|Fee for Undergraduate Degree Application||$60.00|
You may take courses without being officially enrolled in a certificate or degree program, but you must meet the particular course prerequisites. Registrations are accepted on a first-come, first-served basis. Class size is limited. We recommend that you register early to reserve your place in class.
If you would like to be notified by email when we post our next semester's course schedule, click here.
For more information, please visit our Registration Information Page .
Please refer to our tuition and fees page for up-to-date pricing information or refer to the Online & Continuing Education Course Bulletin that is published each semester.
Have you taken credit courses at another accredited college or university in the past? You may be able to count those courses towards your degree at UMass Lowell.
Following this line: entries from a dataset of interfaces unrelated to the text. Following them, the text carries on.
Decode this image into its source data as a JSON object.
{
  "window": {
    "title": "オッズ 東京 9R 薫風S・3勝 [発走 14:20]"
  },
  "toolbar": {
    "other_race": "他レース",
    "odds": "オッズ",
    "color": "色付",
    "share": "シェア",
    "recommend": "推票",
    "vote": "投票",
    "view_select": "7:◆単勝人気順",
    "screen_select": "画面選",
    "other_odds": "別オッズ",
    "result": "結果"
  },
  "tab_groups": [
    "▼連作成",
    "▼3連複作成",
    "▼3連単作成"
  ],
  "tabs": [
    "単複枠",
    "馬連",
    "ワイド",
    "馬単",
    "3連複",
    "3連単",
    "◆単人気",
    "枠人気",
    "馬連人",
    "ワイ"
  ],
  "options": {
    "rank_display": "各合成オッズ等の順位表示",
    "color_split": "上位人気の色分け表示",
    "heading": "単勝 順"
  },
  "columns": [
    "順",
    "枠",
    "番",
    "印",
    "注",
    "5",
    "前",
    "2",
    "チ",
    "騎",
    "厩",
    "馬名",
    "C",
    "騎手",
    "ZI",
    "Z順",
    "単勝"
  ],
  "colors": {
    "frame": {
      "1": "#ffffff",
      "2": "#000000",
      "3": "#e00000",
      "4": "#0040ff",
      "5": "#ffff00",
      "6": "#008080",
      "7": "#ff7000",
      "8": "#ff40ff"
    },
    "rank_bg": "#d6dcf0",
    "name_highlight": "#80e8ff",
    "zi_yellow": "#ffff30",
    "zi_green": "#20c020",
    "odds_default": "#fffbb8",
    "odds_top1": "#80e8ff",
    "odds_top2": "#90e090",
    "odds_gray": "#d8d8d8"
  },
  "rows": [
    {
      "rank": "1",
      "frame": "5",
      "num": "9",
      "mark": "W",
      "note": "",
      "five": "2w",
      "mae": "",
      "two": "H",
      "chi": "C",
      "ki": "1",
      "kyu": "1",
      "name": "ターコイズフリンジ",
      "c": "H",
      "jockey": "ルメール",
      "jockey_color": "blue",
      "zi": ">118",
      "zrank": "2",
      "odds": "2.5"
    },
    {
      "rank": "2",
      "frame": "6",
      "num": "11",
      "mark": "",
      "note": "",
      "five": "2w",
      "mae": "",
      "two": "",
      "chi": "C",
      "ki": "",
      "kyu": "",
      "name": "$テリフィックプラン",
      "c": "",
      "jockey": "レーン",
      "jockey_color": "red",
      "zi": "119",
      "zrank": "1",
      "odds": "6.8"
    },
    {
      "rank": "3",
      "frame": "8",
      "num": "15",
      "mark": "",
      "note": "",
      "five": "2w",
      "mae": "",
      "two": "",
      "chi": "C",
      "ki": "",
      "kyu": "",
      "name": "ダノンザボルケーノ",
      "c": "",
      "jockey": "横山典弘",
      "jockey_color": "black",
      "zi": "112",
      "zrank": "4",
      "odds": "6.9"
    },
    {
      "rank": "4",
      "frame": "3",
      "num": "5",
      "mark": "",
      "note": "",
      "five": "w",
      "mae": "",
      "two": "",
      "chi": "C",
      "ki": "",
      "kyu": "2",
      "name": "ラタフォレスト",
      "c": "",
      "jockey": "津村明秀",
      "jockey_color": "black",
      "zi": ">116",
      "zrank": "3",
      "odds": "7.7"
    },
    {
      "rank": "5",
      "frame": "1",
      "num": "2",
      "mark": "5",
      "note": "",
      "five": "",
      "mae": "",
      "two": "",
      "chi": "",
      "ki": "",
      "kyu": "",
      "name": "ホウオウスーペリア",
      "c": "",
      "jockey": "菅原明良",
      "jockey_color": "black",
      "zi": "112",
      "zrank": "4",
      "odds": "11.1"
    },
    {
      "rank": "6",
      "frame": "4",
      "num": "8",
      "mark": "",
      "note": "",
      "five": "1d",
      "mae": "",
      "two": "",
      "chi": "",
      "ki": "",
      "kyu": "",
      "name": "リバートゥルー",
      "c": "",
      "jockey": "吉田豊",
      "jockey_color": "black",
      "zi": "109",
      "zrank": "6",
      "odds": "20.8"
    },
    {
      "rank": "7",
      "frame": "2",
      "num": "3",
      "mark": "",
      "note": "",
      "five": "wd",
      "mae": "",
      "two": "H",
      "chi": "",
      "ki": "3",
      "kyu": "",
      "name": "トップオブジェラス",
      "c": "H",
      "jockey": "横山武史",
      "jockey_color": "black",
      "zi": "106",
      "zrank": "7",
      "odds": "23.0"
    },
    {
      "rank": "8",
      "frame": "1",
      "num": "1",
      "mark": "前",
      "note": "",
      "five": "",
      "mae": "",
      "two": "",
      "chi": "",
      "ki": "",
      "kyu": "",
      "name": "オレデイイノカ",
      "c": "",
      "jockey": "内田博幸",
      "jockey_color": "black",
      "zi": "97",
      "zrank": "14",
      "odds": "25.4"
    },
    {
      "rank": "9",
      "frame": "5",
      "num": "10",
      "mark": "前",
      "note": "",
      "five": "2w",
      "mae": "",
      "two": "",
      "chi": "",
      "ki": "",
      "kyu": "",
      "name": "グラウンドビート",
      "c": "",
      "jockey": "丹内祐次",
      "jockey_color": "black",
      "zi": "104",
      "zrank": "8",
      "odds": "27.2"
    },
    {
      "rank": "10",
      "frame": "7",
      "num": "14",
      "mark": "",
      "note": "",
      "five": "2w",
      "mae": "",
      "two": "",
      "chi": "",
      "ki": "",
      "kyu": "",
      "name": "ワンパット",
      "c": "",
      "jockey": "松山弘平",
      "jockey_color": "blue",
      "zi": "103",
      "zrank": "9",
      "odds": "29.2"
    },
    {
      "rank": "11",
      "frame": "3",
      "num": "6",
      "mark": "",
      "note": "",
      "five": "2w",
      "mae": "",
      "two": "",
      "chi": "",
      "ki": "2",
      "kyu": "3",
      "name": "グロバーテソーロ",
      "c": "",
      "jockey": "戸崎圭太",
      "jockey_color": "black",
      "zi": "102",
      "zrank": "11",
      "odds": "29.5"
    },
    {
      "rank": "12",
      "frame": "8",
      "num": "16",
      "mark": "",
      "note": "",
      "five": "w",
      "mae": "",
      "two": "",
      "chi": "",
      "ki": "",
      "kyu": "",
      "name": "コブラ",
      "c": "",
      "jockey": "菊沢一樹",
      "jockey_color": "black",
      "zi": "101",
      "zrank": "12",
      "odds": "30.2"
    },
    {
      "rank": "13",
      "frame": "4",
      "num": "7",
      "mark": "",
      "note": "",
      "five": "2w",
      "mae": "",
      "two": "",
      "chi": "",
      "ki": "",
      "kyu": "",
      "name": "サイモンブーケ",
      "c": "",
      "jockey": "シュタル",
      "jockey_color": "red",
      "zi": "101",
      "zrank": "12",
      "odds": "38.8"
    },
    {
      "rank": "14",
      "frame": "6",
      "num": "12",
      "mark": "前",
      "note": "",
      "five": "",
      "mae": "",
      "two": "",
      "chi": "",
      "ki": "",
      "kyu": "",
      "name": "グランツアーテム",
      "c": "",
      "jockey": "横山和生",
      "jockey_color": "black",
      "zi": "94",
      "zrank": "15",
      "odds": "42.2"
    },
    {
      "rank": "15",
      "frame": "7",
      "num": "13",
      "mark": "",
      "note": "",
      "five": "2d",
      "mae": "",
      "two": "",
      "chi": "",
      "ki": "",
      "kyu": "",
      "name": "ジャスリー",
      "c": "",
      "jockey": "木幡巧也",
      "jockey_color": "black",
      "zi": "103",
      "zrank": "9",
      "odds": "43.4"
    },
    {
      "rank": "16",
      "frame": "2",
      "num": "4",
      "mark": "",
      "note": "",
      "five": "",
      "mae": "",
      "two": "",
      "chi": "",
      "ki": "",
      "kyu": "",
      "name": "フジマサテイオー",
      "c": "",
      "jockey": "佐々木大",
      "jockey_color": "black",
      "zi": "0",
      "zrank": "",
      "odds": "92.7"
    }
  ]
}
Please review our transfer credit policy and email our advisors at Continuing_Education@uml.edu for additional details.
Complete the Online Undergraduate Degree Application Form (preferred), or print, complete and submit the Undergraduate Degree Application .pdf form. Please note: Your application will be processed once we have received your $60 application fee. Return your completed application along with your application fee to:
University of Massachusetts Lowell
Division of Online & Continuing Education
OCE Admissions - Southwick Hall, Rm 203
1 University Avenue
Lowell, MA, 01854
Questions? See our helpful Step-by-Step Guide to the Application Process.
To be considered for acceptance into an associate's degree program offered through the Division of Online and Continuing Education, students must hold a high school diploma or have passed either the GED® or HiSET®. Continuing Education operates on a rolling admissions basis and each application is reviewed when the student's file is complete. Students must be admitted to a degree or certificate program in order to be eligible for most financial aid.
Email OCE_Admissions@uml.edu or call (978) 934-2474.
Call the Online and Continuing Education Student Support Center at (978) 934-2474 or (800) 480-3190. Our team of Student Support Specialists are here to help!